Associated Press Old structure near construction zone
GREAT FALLS (AP) - Some American Indians are concerned about the future of an old sweat lodge, as bulldozers roar nearby.
"This is a cathedral for Native Americans," Brock Conway said as he gestured toward the sweat lodge, a small structure behind an abandoned shack and an old school bus on the northwestern edge of Great Falls.
"If someone came in and tried to tear down a church in downtown Great Falls, there'd be hell to pay. Why should our church be any different?"
In front of the shack, heavy equipment has been clearing a site for construction of a house. Dump trucks move dirt past the sweat lodge.

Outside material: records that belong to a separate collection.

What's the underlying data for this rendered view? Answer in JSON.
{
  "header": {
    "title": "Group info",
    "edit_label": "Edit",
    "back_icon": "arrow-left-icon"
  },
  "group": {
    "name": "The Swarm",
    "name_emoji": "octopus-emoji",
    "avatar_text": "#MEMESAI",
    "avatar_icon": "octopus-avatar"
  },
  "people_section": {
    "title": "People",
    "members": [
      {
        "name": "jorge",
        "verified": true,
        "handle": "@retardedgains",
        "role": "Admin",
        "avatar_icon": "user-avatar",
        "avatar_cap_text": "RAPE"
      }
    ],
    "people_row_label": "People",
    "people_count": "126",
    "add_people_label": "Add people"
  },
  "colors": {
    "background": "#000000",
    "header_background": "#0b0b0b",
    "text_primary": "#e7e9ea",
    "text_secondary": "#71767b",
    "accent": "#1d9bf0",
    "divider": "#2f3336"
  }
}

"They don't like it much, but I bought this property and put in a new road and I'm planning to put 'No Trespassing' signs on it," said Kevin McGillis, who intends to build the house.
The shack on what's known as Hill 57 was owned by Robert Gopher, who built the sweat lodge more than 30 years ago, said his daughter, Melinda Gopher. She said she will ask the government to award legal ownership of Hill 57 to the Indians who have lived there for years.

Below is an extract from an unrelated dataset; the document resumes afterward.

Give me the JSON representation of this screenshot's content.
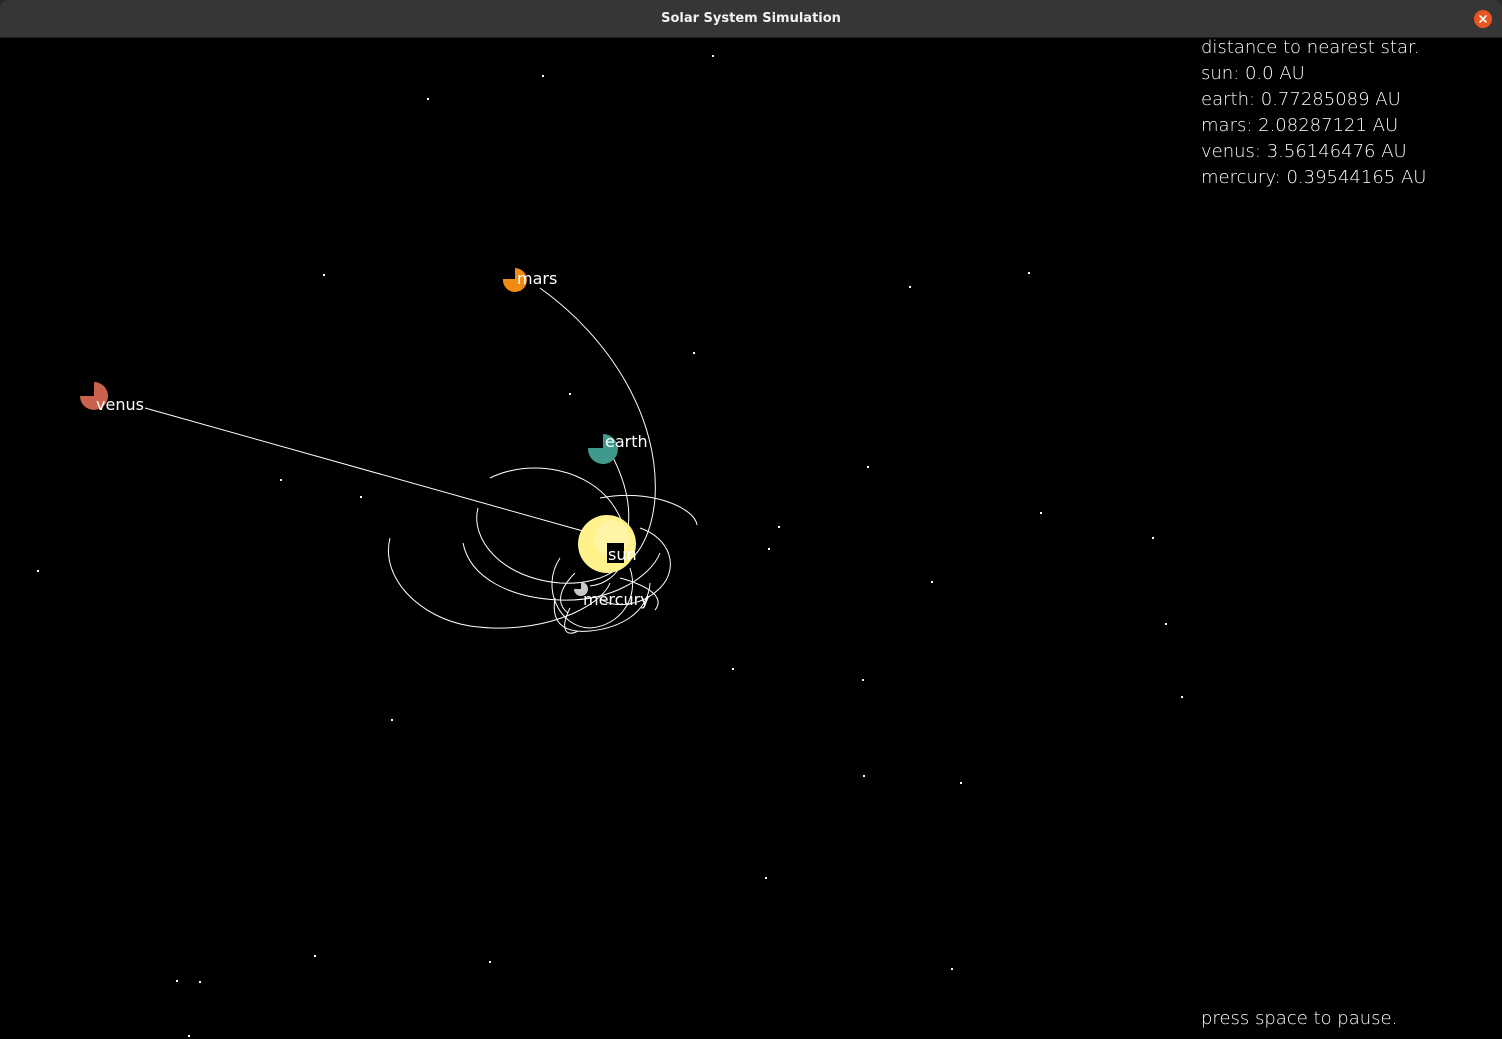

Robert Gopher, of the Ojibwa tribe, lost title to the land over failure to pay taxes, his daughter said. He died in 1998.
McGillis said he intends to remove the shack but not the sweat lodge, which is not on his land.